Exercise directions:
Filter these records by the string "Imaginary", copying each line that holds it.

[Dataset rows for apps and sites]
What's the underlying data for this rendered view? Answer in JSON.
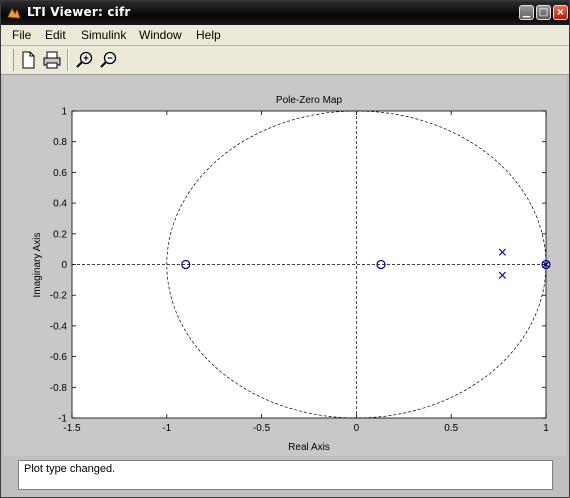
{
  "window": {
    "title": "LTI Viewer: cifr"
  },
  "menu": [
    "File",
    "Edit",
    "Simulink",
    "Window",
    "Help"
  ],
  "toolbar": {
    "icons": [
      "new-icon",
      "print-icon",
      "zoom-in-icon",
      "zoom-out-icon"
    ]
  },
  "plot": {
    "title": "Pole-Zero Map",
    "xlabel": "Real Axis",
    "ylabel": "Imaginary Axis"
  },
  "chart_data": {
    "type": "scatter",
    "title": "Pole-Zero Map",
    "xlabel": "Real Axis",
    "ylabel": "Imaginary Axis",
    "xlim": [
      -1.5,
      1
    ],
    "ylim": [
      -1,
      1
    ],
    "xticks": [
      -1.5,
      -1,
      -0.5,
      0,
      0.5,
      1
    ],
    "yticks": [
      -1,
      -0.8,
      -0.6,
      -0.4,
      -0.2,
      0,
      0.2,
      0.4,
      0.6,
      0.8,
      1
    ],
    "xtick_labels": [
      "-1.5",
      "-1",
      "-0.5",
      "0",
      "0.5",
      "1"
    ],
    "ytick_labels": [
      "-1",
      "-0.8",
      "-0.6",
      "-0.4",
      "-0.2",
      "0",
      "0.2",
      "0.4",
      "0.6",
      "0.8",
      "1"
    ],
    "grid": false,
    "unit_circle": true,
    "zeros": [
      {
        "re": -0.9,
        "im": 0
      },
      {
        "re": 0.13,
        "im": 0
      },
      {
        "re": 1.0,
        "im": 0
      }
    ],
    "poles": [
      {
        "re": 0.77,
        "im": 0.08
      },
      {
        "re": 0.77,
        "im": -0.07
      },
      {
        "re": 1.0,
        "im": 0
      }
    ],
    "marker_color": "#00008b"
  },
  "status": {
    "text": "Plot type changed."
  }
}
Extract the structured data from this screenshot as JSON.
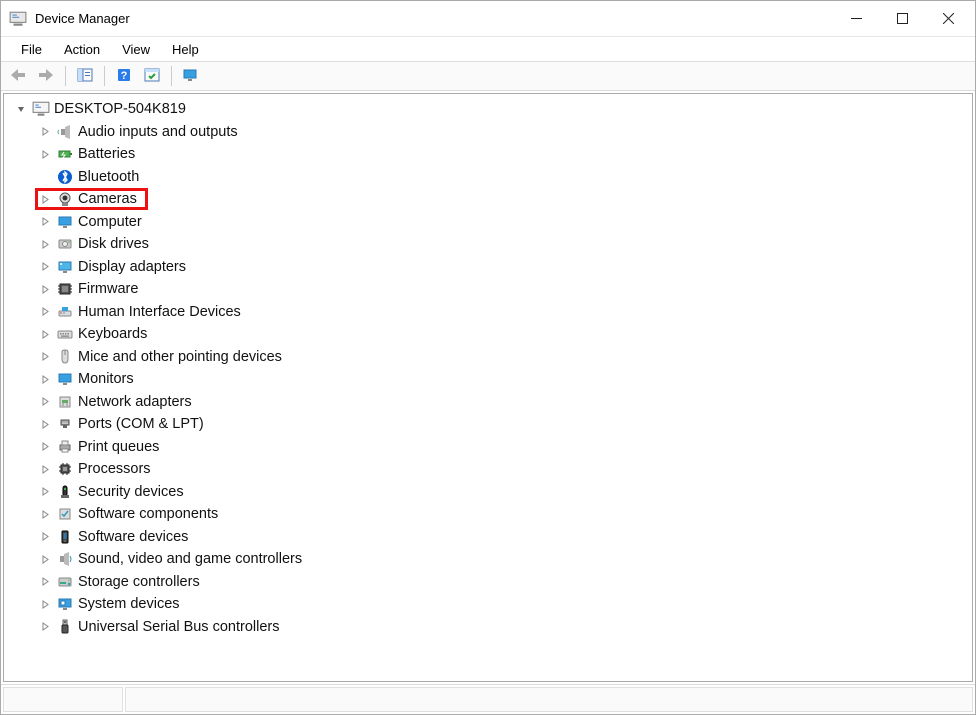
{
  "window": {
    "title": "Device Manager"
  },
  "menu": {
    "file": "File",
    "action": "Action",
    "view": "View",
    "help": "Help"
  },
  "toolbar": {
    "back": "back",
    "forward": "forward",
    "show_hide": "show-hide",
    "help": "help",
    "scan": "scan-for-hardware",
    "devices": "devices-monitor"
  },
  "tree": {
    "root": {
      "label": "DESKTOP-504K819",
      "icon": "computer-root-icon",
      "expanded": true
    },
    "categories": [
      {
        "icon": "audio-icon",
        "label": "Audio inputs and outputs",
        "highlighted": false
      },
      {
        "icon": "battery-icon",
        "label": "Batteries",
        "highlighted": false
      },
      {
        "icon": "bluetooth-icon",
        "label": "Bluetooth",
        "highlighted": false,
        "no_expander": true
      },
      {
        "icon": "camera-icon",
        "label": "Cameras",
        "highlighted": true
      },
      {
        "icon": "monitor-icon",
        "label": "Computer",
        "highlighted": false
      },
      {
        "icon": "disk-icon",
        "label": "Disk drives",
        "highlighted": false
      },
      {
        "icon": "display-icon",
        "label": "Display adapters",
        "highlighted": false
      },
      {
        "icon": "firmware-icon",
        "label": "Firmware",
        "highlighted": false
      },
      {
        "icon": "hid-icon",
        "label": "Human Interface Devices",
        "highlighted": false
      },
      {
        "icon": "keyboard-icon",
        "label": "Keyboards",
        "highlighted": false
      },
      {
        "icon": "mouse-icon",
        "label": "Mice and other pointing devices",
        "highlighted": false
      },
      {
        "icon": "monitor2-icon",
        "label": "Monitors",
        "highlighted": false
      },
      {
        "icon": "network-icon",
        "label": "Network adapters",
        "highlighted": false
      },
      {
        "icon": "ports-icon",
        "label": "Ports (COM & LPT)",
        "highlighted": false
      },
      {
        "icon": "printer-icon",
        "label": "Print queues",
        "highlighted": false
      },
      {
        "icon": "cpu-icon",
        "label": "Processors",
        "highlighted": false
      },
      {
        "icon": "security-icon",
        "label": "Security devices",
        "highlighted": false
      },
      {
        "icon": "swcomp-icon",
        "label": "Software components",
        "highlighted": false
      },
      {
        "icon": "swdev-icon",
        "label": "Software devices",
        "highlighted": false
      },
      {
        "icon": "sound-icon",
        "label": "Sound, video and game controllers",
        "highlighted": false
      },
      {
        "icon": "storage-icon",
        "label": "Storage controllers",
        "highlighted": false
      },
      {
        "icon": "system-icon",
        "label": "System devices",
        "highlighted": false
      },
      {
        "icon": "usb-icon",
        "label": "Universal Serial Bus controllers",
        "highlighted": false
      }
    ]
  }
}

Answer to this problem:
    "ylabel": "Imaginary Axis"
    "ylabel": "Imaginary Axis",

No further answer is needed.